• _Assignment_: Each line in the records that mentions the word "bottom" needs to be listed.

(Stored entries)
=== Begin Enclosure ===
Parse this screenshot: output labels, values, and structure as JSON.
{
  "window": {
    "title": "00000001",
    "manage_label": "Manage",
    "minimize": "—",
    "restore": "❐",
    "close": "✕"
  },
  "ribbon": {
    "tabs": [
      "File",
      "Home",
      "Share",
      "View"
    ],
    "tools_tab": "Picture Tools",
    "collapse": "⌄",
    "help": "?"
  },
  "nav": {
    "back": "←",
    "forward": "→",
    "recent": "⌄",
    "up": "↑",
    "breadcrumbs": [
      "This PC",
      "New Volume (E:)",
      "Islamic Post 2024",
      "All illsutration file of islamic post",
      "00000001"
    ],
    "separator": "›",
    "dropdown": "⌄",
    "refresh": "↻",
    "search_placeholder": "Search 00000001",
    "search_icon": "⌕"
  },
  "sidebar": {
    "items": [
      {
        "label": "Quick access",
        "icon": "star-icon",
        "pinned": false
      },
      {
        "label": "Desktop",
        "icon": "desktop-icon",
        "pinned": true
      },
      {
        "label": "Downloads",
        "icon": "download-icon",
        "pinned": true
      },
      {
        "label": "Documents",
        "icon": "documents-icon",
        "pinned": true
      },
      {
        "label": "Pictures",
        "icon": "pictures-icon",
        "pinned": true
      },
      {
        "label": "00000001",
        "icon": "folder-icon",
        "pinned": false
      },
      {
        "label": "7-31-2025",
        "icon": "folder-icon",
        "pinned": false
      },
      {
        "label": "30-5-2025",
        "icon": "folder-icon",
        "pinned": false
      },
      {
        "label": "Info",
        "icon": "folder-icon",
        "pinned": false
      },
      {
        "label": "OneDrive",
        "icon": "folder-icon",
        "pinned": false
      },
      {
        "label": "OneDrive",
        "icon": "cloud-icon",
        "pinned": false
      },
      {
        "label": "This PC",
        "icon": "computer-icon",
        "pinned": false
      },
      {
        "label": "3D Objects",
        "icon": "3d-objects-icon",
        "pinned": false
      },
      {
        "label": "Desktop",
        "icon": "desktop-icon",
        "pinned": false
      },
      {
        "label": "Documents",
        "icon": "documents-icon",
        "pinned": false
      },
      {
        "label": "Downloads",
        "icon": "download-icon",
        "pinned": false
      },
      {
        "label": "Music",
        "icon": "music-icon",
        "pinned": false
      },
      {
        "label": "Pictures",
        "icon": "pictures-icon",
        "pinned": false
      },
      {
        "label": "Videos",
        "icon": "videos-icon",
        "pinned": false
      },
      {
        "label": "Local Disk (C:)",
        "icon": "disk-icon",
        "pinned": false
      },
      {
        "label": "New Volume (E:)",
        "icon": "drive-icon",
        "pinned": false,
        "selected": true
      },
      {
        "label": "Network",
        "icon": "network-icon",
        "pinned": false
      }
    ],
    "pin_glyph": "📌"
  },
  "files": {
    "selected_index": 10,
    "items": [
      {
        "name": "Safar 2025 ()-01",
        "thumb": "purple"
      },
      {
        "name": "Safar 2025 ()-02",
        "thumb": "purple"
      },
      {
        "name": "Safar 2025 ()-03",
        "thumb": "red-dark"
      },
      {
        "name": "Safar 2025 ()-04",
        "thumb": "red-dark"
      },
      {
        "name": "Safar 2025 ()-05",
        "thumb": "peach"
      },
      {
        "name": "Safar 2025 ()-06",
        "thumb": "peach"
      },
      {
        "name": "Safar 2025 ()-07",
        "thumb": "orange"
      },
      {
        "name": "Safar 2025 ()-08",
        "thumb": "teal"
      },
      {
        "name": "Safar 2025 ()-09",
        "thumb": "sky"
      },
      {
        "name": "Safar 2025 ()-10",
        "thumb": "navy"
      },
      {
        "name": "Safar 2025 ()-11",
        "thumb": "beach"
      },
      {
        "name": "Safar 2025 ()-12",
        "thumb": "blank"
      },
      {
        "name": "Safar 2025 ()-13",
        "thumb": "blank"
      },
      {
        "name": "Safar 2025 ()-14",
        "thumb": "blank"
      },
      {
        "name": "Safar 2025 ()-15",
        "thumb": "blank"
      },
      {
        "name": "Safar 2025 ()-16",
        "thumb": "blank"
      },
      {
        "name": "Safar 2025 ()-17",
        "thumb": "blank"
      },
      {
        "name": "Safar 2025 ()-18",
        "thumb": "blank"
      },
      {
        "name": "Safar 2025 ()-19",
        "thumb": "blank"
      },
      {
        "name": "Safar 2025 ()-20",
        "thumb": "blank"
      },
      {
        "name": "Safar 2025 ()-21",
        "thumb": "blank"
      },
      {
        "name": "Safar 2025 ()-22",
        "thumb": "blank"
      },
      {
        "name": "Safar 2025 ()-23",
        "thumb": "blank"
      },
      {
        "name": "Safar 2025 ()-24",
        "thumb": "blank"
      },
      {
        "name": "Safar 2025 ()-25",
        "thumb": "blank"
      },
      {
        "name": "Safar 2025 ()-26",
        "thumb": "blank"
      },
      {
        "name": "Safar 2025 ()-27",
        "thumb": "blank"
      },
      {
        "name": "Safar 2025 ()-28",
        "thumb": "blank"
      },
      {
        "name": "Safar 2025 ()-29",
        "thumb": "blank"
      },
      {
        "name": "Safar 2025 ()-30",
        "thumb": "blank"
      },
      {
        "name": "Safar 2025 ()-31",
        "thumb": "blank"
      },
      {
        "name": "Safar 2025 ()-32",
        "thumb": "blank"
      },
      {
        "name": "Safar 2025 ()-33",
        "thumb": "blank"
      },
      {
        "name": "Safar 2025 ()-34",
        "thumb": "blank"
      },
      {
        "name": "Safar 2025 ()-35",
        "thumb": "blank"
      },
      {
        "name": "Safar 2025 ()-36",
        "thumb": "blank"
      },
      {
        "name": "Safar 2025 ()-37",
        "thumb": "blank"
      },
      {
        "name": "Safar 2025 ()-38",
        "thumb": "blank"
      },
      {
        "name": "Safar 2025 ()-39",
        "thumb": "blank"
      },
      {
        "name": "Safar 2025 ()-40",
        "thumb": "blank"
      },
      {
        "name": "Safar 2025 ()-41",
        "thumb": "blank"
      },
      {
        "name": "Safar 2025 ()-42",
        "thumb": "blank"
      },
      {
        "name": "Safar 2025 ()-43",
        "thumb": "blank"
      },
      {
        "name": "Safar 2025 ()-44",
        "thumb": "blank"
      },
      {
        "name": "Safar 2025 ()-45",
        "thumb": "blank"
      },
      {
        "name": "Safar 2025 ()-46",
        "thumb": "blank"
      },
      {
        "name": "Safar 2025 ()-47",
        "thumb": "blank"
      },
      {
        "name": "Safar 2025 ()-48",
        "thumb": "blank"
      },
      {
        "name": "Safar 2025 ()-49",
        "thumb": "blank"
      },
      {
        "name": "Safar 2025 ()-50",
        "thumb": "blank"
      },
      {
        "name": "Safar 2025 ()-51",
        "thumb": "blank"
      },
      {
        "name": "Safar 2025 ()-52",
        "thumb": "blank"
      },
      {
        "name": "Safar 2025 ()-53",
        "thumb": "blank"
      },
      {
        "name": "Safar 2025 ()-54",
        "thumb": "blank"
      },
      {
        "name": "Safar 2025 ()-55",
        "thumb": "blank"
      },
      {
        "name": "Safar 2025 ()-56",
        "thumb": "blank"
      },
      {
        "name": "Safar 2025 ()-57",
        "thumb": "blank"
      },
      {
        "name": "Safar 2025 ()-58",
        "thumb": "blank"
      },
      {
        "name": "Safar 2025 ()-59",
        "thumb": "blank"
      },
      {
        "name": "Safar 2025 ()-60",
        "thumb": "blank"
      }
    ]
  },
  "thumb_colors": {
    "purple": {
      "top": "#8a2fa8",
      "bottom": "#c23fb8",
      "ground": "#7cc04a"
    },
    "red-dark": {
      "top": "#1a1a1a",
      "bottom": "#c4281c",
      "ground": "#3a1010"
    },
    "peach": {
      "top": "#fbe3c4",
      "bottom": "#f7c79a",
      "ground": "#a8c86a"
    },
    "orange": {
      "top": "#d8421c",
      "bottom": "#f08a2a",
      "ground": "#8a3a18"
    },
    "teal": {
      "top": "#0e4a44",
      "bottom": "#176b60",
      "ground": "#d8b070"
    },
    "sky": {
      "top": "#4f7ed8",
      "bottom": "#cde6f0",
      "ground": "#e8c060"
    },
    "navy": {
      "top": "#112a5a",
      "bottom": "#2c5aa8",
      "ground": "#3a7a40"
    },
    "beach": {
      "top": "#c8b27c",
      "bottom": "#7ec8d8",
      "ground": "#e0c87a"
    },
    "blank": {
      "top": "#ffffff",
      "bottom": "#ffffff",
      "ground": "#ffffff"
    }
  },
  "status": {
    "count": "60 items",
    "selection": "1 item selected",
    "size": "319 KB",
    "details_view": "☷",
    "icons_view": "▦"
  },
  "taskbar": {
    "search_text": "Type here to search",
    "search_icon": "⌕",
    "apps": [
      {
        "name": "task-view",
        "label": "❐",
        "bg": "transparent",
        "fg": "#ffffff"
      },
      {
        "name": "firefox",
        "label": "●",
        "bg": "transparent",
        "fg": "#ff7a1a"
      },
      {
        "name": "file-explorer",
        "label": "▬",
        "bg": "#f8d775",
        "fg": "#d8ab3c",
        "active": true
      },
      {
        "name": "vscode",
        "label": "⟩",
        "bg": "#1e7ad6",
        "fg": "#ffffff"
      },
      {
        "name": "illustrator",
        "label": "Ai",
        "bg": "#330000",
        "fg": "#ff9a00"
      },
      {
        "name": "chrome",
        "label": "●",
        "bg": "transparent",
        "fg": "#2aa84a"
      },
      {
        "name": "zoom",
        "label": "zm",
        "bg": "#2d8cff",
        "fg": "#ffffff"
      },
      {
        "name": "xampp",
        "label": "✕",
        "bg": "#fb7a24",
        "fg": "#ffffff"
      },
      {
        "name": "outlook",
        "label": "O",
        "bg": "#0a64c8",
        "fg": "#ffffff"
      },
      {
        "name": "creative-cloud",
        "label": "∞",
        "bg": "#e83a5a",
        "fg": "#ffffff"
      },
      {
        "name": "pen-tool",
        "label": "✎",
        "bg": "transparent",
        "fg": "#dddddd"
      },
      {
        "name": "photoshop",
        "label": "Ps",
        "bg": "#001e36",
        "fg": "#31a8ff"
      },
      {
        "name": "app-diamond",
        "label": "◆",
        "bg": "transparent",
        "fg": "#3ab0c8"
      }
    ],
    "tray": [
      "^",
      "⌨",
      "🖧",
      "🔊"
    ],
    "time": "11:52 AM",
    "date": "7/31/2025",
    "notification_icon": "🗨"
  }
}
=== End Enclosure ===
• _Task result_:
      "bottom": "#c23fb8",
      "bottom": "#c4281c",
      "bottom": "#f7c79a",
      "bottom": "#f08a2a",
      "bottom": "#176b60",
      "bottom": "#cde6f0",
      "bottom": "#2c5aa8",
      "bottom": "#7ec8d8",
      "bottom": "#ffffff",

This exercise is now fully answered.